* Records shown:
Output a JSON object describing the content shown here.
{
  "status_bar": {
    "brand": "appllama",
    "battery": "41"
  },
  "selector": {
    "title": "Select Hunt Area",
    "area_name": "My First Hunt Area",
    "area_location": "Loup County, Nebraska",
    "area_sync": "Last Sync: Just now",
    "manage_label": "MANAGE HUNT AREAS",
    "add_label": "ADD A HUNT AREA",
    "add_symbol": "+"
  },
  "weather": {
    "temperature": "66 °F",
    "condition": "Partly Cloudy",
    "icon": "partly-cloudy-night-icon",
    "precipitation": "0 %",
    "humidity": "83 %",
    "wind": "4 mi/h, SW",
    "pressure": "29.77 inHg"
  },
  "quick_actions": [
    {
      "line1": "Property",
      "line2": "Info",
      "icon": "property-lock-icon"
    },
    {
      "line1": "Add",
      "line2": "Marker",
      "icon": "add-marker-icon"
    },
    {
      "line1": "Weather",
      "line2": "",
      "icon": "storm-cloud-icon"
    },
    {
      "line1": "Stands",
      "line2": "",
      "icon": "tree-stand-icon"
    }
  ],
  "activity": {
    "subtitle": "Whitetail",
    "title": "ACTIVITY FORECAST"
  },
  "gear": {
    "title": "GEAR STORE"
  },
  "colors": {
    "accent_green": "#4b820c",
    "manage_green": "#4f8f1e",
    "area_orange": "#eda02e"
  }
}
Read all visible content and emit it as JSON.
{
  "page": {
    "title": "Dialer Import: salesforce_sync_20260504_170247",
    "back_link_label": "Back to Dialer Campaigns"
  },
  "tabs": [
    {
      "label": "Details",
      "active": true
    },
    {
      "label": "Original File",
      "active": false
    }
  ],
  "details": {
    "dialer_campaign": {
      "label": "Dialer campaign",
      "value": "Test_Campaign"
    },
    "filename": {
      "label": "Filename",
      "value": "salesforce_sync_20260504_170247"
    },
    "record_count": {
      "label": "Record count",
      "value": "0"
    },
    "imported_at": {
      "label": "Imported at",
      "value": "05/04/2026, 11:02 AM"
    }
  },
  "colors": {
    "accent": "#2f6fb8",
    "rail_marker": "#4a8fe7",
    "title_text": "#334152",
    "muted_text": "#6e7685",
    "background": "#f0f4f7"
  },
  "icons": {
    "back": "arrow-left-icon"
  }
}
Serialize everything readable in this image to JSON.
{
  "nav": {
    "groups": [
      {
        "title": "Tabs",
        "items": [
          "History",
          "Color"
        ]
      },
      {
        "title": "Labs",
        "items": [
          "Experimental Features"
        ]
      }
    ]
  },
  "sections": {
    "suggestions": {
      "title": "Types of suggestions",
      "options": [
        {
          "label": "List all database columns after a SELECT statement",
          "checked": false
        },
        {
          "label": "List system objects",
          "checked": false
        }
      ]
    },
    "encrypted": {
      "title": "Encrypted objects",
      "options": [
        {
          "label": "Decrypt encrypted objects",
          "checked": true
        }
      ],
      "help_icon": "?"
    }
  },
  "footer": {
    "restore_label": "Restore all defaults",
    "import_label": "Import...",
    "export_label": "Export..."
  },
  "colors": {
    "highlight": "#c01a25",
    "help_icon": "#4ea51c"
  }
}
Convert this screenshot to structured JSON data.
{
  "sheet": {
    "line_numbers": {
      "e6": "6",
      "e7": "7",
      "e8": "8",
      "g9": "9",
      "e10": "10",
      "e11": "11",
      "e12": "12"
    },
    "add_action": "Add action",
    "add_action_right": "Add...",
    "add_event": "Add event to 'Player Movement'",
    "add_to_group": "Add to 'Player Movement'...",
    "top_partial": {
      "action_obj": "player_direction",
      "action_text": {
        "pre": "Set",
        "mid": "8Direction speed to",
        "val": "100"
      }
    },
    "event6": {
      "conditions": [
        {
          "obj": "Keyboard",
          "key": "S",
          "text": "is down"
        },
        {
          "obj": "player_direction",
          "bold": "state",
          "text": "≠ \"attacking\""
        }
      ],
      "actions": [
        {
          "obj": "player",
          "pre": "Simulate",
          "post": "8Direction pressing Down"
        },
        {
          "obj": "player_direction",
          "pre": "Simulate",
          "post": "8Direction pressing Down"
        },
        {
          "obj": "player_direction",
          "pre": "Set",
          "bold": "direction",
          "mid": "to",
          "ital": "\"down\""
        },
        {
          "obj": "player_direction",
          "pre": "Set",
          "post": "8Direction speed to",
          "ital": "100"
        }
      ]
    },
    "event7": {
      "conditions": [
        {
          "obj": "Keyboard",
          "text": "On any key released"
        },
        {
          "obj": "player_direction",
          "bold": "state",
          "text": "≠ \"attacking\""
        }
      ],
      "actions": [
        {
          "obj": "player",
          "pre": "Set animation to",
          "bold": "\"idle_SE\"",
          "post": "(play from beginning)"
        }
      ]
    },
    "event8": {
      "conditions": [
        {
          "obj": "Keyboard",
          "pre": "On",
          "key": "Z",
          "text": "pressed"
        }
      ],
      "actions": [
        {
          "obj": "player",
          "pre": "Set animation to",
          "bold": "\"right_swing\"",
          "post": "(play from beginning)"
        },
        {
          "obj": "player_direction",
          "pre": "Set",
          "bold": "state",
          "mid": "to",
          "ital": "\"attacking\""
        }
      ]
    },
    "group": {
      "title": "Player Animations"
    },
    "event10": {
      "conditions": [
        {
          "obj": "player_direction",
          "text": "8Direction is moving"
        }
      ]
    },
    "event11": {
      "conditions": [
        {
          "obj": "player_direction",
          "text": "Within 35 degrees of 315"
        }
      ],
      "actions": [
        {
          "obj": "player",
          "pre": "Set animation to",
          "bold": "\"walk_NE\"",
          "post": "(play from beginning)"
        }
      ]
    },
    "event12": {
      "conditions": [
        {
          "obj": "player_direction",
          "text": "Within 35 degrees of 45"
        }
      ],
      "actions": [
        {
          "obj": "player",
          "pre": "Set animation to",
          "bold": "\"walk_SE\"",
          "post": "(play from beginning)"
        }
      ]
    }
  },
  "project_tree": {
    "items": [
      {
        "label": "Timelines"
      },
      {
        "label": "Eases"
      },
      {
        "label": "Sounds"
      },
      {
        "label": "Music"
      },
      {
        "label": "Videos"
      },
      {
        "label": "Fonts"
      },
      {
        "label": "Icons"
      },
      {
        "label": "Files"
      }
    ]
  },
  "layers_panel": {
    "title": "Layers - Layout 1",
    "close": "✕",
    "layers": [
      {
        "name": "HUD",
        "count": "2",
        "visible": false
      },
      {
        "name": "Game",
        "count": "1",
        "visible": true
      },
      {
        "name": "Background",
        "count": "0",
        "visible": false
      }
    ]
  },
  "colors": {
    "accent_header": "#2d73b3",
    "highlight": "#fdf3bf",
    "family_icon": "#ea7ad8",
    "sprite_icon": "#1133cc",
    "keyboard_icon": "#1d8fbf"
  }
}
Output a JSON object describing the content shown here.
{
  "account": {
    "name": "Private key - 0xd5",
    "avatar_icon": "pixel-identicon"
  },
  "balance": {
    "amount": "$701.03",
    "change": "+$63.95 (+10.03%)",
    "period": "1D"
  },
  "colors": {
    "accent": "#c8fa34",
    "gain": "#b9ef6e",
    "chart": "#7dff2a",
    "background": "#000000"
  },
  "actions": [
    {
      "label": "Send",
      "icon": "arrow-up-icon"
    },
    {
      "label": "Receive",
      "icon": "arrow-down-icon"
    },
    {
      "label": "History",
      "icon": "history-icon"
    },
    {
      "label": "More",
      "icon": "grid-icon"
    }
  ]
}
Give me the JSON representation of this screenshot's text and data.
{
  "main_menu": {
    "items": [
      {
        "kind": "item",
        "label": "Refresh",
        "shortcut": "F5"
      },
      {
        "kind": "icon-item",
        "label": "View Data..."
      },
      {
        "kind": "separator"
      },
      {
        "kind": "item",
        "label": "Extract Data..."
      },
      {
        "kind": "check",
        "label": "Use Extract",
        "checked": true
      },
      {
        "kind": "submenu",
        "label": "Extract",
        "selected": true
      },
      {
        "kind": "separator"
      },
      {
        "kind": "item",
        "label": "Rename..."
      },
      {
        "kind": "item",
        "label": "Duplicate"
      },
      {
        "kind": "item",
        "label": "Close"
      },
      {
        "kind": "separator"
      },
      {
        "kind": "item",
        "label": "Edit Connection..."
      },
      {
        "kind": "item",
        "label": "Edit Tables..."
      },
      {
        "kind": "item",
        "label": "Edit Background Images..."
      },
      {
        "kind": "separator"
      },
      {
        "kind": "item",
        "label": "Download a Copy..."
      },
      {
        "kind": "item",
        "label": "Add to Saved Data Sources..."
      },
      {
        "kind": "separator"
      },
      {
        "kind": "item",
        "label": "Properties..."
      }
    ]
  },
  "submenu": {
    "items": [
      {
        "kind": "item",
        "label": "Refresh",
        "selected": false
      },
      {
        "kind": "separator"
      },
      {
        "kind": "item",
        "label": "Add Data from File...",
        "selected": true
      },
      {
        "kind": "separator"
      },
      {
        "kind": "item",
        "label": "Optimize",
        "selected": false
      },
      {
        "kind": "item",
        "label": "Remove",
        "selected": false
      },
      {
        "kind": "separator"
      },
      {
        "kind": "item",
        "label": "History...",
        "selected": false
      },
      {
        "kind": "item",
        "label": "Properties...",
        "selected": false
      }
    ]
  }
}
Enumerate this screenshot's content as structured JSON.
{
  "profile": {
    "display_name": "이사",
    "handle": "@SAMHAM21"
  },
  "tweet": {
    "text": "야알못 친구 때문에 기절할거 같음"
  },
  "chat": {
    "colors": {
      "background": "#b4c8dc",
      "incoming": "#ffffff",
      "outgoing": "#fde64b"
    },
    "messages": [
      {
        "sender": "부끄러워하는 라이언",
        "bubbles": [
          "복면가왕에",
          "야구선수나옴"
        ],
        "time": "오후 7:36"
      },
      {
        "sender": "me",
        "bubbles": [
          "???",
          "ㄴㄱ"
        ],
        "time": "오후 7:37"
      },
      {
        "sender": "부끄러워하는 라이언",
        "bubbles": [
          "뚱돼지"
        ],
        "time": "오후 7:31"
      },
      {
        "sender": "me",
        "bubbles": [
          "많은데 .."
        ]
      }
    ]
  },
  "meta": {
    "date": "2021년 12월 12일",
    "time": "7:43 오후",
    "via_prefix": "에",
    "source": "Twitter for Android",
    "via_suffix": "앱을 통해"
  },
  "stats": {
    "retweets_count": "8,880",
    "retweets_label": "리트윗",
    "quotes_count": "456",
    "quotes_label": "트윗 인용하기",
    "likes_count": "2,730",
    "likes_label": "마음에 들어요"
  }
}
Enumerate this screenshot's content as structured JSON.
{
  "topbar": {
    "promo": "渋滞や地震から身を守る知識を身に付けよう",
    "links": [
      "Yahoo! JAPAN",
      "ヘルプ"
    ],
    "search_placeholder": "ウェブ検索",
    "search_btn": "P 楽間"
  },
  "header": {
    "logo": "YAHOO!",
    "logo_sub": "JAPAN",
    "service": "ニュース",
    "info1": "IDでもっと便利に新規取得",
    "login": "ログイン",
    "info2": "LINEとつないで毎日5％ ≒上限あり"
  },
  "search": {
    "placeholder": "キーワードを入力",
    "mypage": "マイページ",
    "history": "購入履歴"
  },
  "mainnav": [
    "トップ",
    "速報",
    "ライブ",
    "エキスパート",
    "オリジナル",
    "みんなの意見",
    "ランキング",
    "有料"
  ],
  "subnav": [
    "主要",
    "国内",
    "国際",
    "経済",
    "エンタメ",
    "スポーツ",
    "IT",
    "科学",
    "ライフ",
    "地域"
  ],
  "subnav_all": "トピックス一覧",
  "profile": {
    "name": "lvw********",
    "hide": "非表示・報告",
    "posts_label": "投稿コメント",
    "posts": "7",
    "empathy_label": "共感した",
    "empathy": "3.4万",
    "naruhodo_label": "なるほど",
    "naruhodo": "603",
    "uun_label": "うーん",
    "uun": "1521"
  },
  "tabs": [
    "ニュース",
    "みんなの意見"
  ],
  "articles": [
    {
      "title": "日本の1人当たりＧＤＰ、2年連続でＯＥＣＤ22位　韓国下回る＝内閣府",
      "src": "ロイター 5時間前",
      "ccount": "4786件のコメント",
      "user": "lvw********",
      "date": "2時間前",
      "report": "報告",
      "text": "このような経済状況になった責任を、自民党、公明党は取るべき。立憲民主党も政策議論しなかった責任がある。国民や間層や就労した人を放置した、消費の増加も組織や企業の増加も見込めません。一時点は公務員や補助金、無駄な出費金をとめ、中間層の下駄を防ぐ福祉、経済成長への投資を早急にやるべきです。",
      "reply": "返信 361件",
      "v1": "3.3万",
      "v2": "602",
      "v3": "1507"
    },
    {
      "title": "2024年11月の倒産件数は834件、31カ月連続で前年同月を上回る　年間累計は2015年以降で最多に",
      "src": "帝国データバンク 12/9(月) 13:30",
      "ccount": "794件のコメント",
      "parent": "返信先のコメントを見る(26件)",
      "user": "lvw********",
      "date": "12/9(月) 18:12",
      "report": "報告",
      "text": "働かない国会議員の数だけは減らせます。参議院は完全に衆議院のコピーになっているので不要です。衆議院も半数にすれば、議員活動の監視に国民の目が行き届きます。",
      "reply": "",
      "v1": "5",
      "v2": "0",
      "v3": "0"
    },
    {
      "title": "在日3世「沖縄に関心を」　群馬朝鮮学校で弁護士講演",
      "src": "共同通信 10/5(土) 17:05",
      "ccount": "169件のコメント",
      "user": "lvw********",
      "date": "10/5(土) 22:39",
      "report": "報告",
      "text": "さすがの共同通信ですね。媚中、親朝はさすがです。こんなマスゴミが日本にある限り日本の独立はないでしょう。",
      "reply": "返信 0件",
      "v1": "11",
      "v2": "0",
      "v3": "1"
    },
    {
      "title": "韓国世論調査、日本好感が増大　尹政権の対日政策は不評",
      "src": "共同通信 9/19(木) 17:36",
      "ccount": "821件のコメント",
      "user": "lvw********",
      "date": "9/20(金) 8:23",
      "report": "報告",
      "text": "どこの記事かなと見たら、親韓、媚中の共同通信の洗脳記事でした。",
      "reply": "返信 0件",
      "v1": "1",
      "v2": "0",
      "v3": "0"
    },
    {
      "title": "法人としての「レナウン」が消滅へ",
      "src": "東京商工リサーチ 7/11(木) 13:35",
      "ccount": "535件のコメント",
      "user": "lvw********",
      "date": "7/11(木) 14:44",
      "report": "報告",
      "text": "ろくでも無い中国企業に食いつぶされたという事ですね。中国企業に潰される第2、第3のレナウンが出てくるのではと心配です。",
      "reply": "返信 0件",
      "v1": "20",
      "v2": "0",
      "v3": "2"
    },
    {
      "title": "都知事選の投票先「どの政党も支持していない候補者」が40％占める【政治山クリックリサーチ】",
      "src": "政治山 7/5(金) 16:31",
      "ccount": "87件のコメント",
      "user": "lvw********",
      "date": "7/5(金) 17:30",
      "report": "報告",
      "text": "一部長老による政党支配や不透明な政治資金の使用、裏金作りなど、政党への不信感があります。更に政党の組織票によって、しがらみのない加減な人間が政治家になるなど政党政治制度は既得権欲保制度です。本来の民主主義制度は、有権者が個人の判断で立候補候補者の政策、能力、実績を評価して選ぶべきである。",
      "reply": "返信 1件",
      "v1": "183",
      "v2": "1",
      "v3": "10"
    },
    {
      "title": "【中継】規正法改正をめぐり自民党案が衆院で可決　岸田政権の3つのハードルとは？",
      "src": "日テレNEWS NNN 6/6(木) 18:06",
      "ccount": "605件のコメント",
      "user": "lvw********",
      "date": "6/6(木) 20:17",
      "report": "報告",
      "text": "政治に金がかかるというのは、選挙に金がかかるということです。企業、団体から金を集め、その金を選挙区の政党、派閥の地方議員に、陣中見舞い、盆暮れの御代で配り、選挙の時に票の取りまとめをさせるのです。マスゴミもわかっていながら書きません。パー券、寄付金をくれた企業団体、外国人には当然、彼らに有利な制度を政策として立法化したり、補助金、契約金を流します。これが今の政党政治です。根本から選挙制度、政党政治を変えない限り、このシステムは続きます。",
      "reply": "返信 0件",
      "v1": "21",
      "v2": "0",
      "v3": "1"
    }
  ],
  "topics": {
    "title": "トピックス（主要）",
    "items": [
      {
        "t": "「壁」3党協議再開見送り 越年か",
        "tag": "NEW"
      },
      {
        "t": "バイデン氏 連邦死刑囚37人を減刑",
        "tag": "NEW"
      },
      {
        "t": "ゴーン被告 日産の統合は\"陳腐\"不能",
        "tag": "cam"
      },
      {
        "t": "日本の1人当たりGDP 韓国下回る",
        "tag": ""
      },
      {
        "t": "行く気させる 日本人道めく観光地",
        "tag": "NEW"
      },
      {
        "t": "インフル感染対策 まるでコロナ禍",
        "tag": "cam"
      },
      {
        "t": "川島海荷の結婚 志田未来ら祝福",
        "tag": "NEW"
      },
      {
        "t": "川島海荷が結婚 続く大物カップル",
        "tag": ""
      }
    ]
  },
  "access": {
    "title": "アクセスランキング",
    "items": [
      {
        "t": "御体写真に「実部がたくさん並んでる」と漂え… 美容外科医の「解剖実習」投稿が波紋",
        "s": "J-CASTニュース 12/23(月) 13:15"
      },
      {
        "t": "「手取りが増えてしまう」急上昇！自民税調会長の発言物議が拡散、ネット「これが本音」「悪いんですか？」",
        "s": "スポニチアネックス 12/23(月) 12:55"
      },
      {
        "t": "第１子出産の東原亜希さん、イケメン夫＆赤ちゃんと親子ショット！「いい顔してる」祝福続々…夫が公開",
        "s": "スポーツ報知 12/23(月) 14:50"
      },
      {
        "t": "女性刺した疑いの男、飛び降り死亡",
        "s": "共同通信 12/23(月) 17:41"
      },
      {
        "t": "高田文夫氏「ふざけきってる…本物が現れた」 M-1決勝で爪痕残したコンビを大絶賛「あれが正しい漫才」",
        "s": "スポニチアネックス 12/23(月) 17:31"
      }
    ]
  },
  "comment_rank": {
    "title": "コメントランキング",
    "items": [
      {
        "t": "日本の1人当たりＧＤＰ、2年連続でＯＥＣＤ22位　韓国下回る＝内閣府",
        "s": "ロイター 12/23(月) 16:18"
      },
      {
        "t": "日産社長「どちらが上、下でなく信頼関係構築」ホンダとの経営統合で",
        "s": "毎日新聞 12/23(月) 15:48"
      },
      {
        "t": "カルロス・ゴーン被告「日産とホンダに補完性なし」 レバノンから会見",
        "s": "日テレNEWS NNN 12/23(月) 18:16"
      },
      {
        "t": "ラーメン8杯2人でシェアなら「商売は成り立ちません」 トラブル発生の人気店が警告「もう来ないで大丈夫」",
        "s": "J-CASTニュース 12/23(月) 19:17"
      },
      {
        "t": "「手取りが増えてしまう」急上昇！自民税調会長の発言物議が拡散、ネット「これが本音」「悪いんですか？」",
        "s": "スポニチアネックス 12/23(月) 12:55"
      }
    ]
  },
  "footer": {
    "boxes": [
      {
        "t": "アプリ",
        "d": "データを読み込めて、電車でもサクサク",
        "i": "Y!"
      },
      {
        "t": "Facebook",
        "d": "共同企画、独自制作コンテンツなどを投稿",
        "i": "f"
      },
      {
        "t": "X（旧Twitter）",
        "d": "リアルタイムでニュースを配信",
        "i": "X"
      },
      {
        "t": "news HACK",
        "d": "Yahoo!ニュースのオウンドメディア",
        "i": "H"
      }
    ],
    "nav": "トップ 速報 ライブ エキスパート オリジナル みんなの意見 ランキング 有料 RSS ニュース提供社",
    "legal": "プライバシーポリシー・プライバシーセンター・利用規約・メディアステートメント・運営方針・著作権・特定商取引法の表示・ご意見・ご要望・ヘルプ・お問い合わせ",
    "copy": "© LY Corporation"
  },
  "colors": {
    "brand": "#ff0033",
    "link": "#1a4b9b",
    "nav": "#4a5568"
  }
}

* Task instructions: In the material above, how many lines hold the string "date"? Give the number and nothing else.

* Written solution: 8